Winters in Minneapolis are downright balmy compared to say Ely, International Falls, Hibbing, or even Duluth. The highlands along the North Shore, called the "Sawtooth Mountains," do actually get a substantial amount of "lake enhanced" and "terrain enhanced" snow.

Though the arrowhead of MN doesn't get the big 200"+ annual averages that many of the "snowbelt" areas on the other side of the Great Lakes get, the comparatively colder temperatures ensure that what snow the area does get sticks around. This results in pretty consistent 24"-30"+ snow depths that will often last well into April.

Anyone know if there's any information out there on snow cover and snow depth for specific cities?
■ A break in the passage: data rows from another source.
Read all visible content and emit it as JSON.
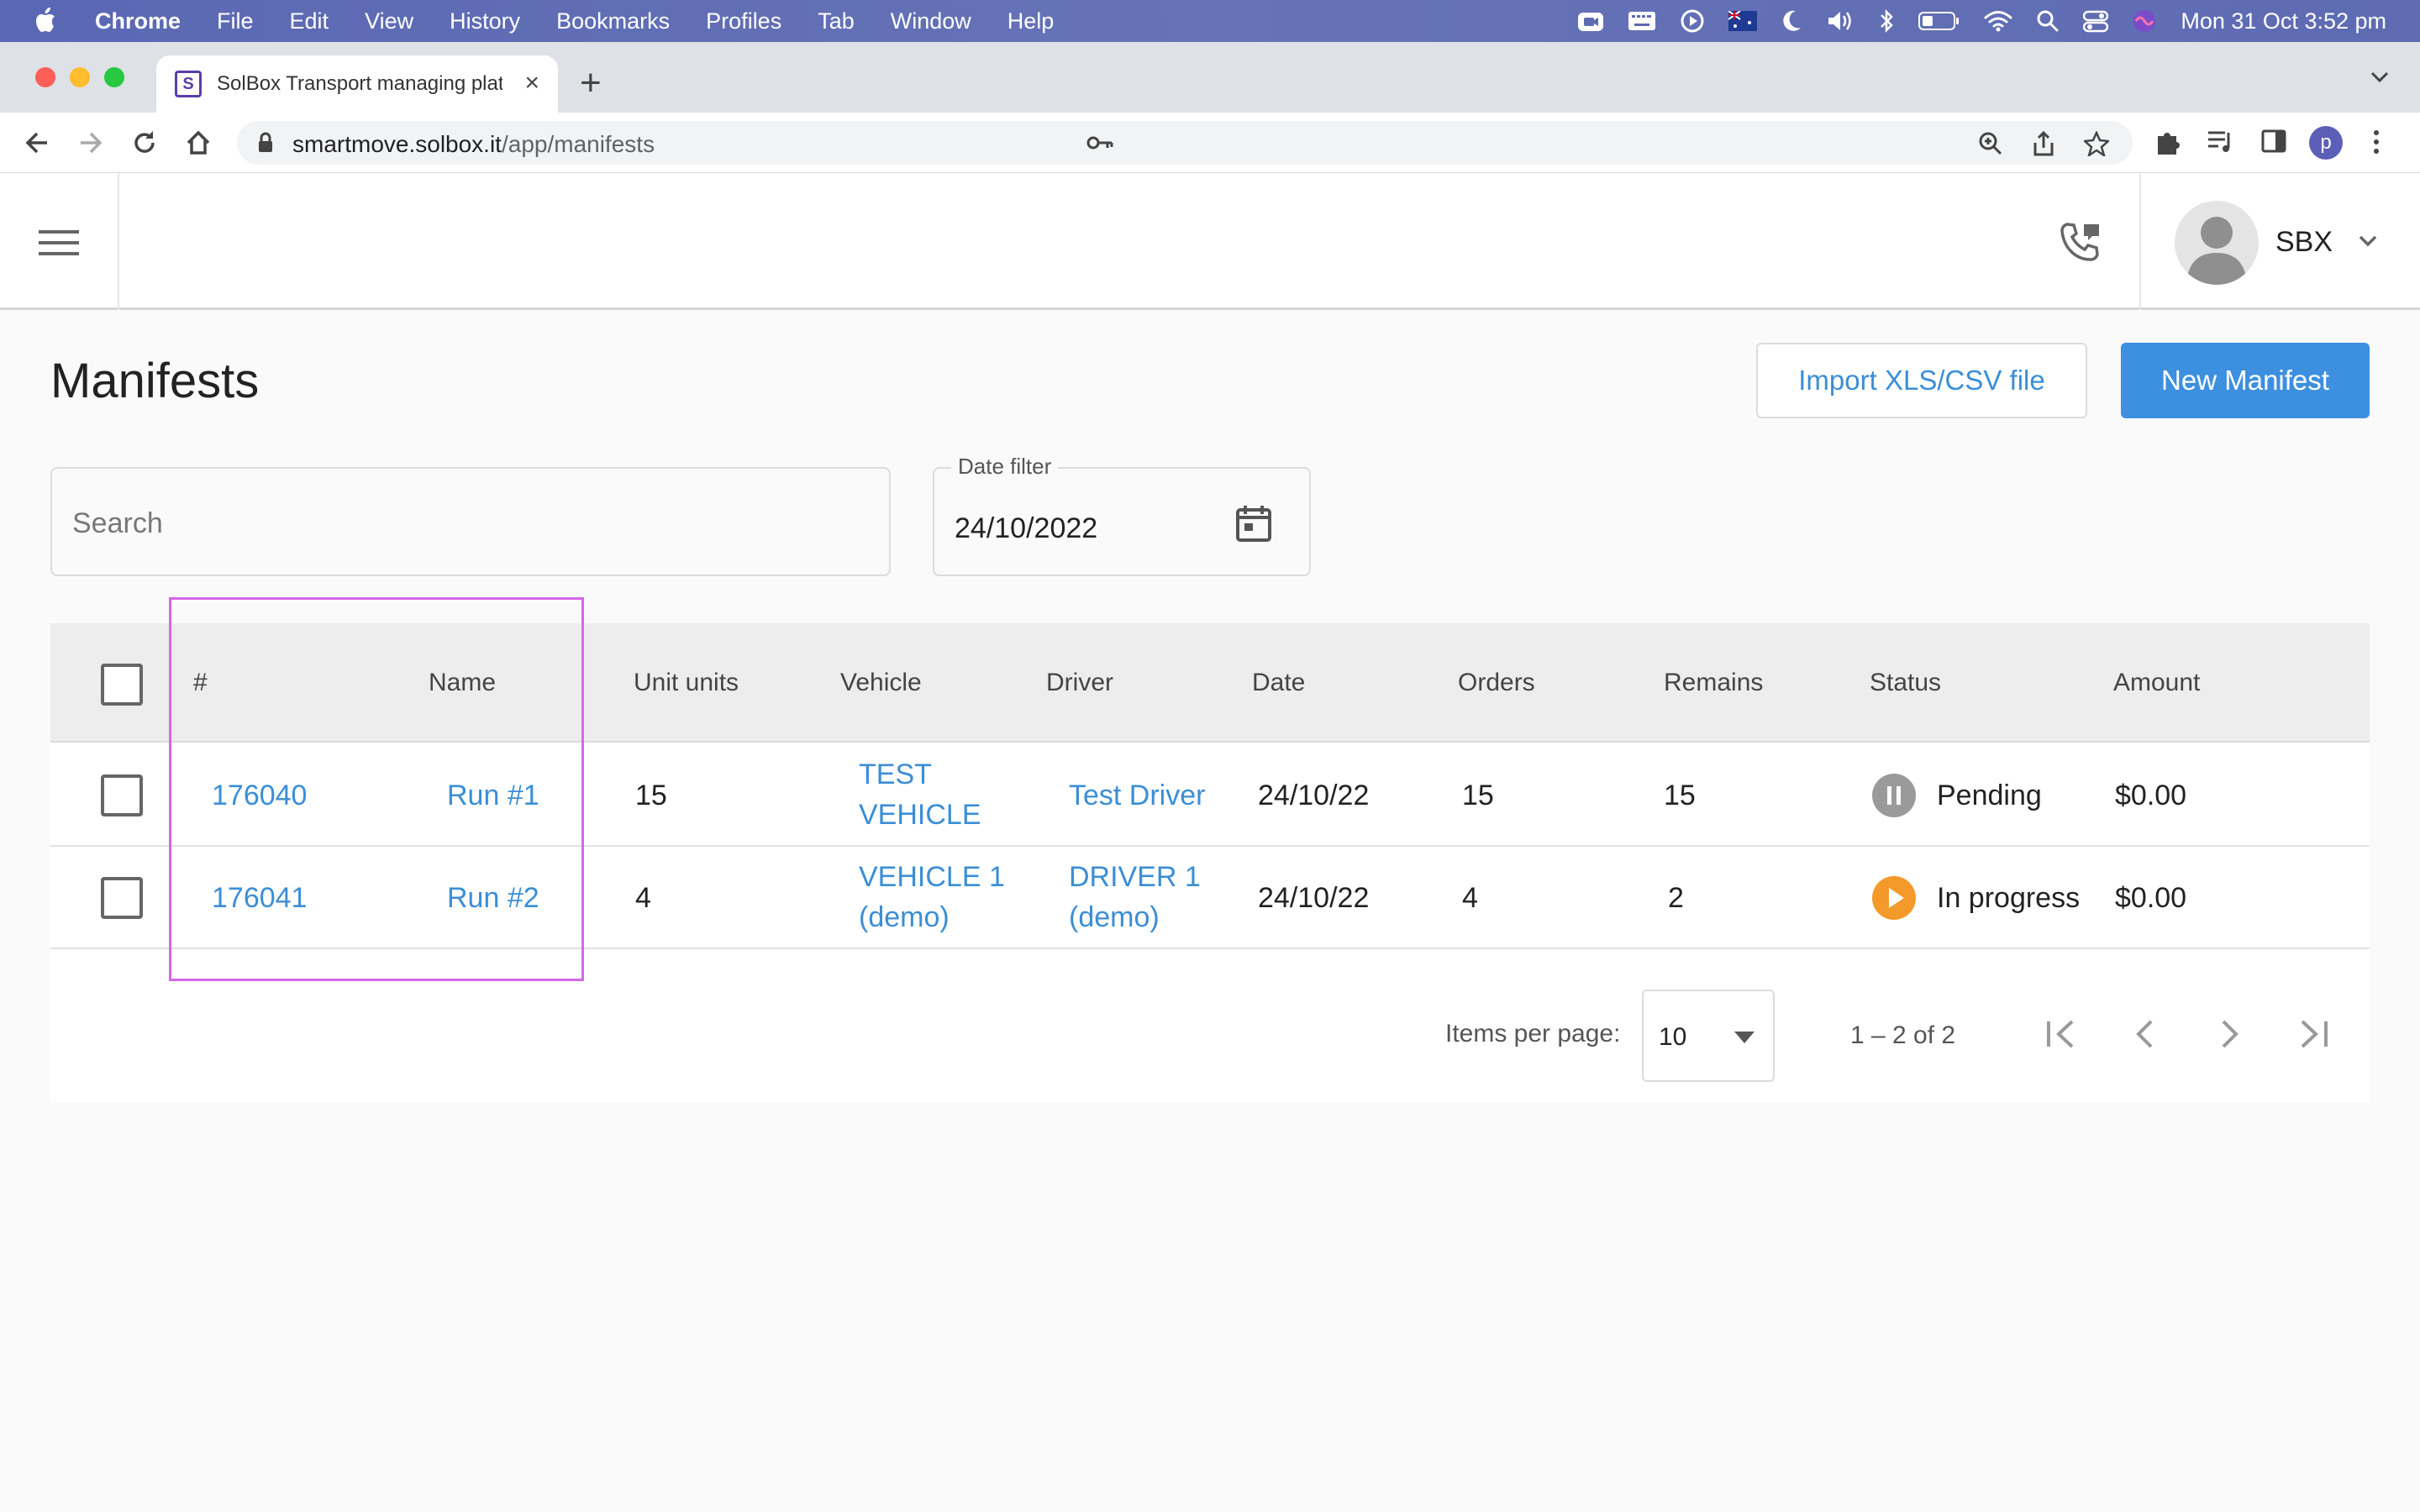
{
  "menubar": {
    "app_name": "Chrome",
    "items": [
      "File",
      "Edit",
      "View",
      "History",
      "Bookmarks",
      "Profiles",
      "Tab",
      "Window",
      "Help"
    ],
    "clock": "Mon 31 Oct  3:52 pm"
  },
  "browser": {
    "tab_title": "SolBox Transport managing platform",
    "favicon_letter": "S",
    "url_host": "smartmove.solbox.it",
    "url_path": "/app/manifests",
    "profile_initial": "p"
  },
  "header": {
    "user_name": "SBX"
  },
  "page": {
    "title": "Manifests",
    "import_label": "Import XLS/CSV file",
    "new_label": "New Manifest"
  },
  "filters": {
    "search_placeholder": "Search",
    "date_label": "Date filter",
    "date_value": "24/10/2022"
  },
  "table": {
    "columns": [
      "#",
      "Name",
      "Unit units",
      "Vehicle",
      "Driver",
      "Date",
      "Orders",
      "Remains",
      "Status",
      "Amount"
    ],
    "rows": [
      {
        "id": "176040",
        "name": "Run #1",
        "units": "15",
        "vehicle_l1": "TEST",
        "vehicle_l2": "VEHICLE",
        "driver_l1": "Test Driver",
        "driver_l2": "",
        "date": "24/10/22",
        "orders": "15",
        "remains": "15",
        "status": "Pending",
        "status_color": "#9a9a9a",
        "amount": "$0.00"
      },
      {
        "id": "176041",
        "name": "Run #2",
        "units": "4",
        "vehicle_l1": "VEHICLE 1",
        "vehicle_l2": "(demo)",
        "driver_l1": "DRIVER 1",
        "driver_l2": "(demo)",
        "date": "24/10/22",
        "orders": "4",
        "remains": "2",
        "status": "In progress",
        "status_color": "#f39a2a",
        "amount": "$0.00"
      }
    ]
  },
  "pager": {
    "items_per_page_label": "Items per page:",
    "items_per_page": "10",
    "range": "1 – 2 of 2"
  },
  "colors": {
    "accent": "#3d8fe0",
    "link": "#3b8ed6",
    "highlight": "#d568e8"
  }
}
That, to me, would almost be more telling of how "snowy" a city is. Denver, for example, gets more snow on average than many places in MN, but as someone already mentioned, it often melts within a few days of the storm.

#10 Shirt
Nov 30, 2009, 3:18 AM
Related to my previous post, here are snow depth maps for the state of Minnesota showing the BIG difference between north and south. (All maps shown depict snow depth during the first few weeks of March).

For those not familiar with MN, the Minneapolis-St. Paul area is just to the left of the 1-2" line on the maps' snow depth keys near the border with Wisconsin.

2009: http://climate.umn.edu/img/routine/snowmap/s090312.gif
2008: http://climate.umn.edu/img/routine/snowmap/s080306.gif
2007: http://climate.umn.edu/img/routine/snowmap/s070308.gif
2006: http://climate.umn.edu/img/routine/snowmap/s060309.gif
2005: http://climate.umn.edu/img/routine/snowmap/s050310.gif
2004: http://climate.umn.edu/img/routine/snowmap/s040311.gif